Pope Benedict XVI has been informed about allegations of inappropriate behaviour by Britain's most senior Roman Catholic cleric, who is due to vote on the pontiff's successor, the Vatican said Sunday.
Cardinal Keith O'Brien, leader of the Catholic Church in Scotland, denies allegations by three priests and a former priest which were sent to Rome a week before the pope's resignation on February 11, the Observer newspaper reported.
"The pope is informed about the problem and the matter is now in his hands," Vatican spokesman Federico Lombardi told journalists when asked about the report in the British newspaper.
A spokesman for O'Brien said the claims were contested.
The four claimants, from the diocese of St Andrews and Edinburgh in Scotland, reported to nuncio Antonio Mennini, the Vatican's ambassador to Britain, that O'Brien had committed "inappropriate acts" going back 33 years, the Observer said.
One priest claims he received unwanted attention from the cardinal after a late-night drinking session. Another alleges that O'Brien used night prayers as cover for inappropriate contact, according to the paper.
O'Brien has a vote in the forthcoming papal conclave which is due to take place next month.
The claimants, who are demanding the cleric's resignation, are worried that their report will not be properly addressed if he is allowed to travel to Rome.
"It (the church) tends to cover up and protect the system at all costs," said one of the complainants, according to quotes published by the Observer.
"The church is beautiful, but it has a dark side and that has to do with accountability.

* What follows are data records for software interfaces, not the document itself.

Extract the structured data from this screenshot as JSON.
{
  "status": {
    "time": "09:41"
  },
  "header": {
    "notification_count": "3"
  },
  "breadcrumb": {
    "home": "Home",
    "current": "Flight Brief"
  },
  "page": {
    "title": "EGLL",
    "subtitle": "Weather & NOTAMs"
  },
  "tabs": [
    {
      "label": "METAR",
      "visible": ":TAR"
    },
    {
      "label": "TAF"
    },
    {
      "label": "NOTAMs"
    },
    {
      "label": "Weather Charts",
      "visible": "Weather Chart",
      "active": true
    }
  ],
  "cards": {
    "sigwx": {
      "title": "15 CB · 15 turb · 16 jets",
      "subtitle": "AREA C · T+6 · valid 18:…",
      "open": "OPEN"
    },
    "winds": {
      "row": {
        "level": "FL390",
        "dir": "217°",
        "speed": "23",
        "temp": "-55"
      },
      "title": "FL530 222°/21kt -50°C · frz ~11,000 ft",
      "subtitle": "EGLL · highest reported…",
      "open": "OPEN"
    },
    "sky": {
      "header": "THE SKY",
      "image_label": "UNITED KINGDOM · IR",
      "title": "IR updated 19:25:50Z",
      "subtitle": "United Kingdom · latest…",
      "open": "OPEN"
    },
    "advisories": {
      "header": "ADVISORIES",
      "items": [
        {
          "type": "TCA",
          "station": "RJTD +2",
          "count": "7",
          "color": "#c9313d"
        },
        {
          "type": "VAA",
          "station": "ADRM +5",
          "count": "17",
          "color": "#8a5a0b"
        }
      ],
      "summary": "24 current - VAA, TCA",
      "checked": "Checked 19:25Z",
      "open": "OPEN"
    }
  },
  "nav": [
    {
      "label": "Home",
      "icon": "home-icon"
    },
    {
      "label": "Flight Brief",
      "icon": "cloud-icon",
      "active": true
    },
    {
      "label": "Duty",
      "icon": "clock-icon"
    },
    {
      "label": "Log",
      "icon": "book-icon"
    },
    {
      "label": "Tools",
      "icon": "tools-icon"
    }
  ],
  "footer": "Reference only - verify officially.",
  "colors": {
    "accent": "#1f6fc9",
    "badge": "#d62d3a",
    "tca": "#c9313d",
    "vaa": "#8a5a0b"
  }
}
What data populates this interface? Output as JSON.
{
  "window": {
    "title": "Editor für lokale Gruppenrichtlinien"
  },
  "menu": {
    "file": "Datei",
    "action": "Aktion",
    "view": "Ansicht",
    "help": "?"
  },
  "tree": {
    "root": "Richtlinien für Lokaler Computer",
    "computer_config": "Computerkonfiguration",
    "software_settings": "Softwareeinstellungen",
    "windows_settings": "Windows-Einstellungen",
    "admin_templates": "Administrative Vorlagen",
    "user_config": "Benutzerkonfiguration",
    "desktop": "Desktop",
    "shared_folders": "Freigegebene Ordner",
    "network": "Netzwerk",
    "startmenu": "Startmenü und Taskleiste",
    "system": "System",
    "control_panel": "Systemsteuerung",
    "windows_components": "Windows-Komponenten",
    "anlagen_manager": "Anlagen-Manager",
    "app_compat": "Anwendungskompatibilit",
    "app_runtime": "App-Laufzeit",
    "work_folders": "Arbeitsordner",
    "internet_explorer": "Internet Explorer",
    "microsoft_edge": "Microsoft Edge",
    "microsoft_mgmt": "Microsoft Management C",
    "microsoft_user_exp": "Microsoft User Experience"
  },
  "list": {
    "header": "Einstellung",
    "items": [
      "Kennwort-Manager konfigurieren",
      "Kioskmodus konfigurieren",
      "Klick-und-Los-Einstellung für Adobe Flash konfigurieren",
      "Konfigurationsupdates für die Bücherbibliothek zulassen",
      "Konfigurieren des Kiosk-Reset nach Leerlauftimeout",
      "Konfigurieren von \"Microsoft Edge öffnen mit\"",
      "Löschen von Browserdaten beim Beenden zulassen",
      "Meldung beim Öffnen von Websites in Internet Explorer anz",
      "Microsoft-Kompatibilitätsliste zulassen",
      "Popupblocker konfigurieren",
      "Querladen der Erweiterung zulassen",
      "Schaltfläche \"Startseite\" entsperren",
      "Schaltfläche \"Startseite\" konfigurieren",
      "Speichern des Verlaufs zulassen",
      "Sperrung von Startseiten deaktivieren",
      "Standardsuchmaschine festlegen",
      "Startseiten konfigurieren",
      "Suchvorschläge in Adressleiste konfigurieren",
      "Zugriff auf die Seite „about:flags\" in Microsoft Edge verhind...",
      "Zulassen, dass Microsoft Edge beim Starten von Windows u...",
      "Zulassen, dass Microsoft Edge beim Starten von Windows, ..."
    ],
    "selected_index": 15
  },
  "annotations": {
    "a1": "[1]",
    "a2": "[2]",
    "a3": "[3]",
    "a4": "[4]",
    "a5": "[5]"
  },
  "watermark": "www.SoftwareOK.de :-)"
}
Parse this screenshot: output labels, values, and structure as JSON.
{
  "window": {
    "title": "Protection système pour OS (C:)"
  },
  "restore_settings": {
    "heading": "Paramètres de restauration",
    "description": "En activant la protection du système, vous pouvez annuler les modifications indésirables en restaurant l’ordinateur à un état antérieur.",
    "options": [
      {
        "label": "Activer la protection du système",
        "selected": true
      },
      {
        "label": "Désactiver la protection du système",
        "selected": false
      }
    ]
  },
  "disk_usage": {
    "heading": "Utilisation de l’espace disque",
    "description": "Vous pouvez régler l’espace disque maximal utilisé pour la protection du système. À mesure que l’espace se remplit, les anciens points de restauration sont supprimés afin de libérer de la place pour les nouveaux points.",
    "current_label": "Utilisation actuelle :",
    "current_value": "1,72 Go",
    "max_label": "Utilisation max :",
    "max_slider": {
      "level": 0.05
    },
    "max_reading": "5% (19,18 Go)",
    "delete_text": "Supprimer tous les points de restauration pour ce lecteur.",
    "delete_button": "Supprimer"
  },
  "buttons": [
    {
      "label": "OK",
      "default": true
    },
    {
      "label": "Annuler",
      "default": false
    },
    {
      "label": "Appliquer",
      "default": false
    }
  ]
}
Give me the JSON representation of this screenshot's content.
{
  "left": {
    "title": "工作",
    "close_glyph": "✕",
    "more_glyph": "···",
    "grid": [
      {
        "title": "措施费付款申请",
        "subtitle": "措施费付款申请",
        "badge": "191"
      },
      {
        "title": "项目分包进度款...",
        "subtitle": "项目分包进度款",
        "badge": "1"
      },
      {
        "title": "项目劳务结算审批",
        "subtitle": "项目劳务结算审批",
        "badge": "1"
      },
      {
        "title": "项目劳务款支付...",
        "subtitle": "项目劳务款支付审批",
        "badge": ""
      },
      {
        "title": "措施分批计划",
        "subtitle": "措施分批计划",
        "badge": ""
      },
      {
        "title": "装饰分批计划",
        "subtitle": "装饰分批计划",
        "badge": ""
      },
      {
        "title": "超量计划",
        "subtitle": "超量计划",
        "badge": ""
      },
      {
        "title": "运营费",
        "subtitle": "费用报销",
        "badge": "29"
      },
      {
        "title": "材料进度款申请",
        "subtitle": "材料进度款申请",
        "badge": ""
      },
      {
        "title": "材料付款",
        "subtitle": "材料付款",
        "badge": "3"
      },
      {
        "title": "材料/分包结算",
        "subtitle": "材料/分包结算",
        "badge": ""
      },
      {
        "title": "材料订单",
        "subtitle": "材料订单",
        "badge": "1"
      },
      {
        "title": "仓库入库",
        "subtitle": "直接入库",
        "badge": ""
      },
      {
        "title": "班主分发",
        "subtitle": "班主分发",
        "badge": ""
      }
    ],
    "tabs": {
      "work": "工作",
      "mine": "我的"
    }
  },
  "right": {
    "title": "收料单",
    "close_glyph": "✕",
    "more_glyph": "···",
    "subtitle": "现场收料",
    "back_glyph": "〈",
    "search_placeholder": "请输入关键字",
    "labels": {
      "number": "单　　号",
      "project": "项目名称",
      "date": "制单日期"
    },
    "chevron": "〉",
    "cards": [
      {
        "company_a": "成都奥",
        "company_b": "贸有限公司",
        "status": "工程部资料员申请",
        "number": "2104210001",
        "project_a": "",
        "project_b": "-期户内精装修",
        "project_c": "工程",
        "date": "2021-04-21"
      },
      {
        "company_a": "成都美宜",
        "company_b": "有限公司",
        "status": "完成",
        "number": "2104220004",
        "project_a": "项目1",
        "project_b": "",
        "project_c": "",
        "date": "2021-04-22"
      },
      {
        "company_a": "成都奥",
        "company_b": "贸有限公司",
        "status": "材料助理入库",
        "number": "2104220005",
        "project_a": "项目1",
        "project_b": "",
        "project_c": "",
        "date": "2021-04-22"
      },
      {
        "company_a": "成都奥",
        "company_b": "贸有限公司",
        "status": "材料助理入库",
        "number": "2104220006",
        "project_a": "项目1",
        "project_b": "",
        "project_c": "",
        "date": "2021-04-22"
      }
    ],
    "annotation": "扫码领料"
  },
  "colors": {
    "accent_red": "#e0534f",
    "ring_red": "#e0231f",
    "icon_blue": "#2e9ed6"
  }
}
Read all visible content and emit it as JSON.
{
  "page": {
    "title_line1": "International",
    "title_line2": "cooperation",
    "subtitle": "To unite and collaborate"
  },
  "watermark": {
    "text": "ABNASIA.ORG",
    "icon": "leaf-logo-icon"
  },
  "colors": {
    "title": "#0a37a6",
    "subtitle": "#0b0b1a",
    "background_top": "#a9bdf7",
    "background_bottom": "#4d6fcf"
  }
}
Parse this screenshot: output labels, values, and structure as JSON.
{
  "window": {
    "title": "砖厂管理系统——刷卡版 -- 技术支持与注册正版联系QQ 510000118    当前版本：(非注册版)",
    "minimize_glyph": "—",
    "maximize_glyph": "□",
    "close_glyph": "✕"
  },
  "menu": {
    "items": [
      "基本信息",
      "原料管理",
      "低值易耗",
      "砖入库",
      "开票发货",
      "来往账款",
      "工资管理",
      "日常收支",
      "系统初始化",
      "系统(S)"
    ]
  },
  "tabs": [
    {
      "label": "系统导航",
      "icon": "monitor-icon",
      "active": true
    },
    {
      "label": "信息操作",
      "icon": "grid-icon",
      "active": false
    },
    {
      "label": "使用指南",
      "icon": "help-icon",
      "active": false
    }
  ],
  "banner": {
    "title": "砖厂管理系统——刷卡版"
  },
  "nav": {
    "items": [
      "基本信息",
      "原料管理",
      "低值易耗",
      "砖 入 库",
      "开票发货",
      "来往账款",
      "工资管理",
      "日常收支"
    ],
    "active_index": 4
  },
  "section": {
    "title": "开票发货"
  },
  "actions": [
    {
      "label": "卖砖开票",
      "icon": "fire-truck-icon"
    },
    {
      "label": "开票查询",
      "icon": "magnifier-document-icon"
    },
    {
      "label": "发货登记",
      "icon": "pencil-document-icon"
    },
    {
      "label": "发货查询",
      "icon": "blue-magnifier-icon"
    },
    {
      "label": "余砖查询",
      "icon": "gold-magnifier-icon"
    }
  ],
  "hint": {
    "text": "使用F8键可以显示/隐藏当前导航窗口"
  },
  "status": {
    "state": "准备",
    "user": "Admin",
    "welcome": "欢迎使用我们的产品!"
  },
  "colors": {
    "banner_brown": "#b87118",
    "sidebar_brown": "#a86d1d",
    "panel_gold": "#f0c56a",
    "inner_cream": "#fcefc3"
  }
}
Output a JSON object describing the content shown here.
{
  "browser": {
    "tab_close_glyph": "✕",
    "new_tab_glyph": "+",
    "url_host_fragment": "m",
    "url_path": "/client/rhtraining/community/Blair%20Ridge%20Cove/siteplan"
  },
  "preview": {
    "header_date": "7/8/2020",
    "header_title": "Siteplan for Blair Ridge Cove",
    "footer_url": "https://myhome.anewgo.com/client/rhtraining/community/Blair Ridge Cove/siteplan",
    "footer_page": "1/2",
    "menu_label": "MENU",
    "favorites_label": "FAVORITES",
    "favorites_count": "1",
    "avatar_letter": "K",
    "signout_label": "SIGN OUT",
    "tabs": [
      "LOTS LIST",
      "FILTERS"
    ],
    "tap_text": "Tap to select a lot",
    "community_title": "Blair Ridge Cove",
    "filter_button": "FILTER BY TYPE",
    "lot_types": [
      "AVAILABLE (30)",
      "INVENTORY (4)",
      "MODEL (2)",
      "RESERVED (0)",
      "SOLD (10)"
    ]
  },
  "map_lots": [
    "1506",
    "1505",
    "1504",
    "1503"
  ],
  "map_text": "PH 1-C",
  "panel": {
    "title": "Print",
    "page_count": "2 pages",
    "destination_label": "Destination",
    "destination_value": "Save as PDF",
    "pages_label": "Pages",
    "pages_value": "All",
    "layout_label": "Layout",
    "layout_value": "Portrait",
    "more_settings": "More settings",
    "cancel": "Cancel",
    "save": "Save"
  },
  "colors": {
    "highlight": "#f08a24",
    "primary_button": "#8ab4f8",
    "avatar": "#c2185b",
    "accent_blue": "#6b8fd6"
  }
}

If the system is to be improved, maybe it needs to be dismantled a bit."
But Cardinal Cormac Murphy-O'Connor, the former archbishop of Westminster and ex-head of the Roman Catholic Church in England and Wales, said O'Brien should still be allowed to help choose the next pope if he chooses.
"The cardinal has denied the allegations, so I think we will just have to see how that pans out," Murphy-O'Connor told BBC television.
Asked whether O'Brien should still take part in the conclave, Murphy-O'Connor said: "That is up to Cardinal O'Brien to decide... it will be up to him, and I think rightly so.
"The allegations have not been proved in any way, so he will have to decide whether he wants to go."
O'Brien, who is due to retire next month, has angered the gay community with his conservative stance on homosexuality. He was named "bigot of the year" last year by the rights charity Stonewall.
He recently said that same-sex marriages would be "harmful to the physical, mental and spiritual well-being of those involved" and has long voiced opposition to gay adoption.
But in comments this week he also called for the Catholic Church to end its celibacy rule for the priesthood.
© 2013 AFP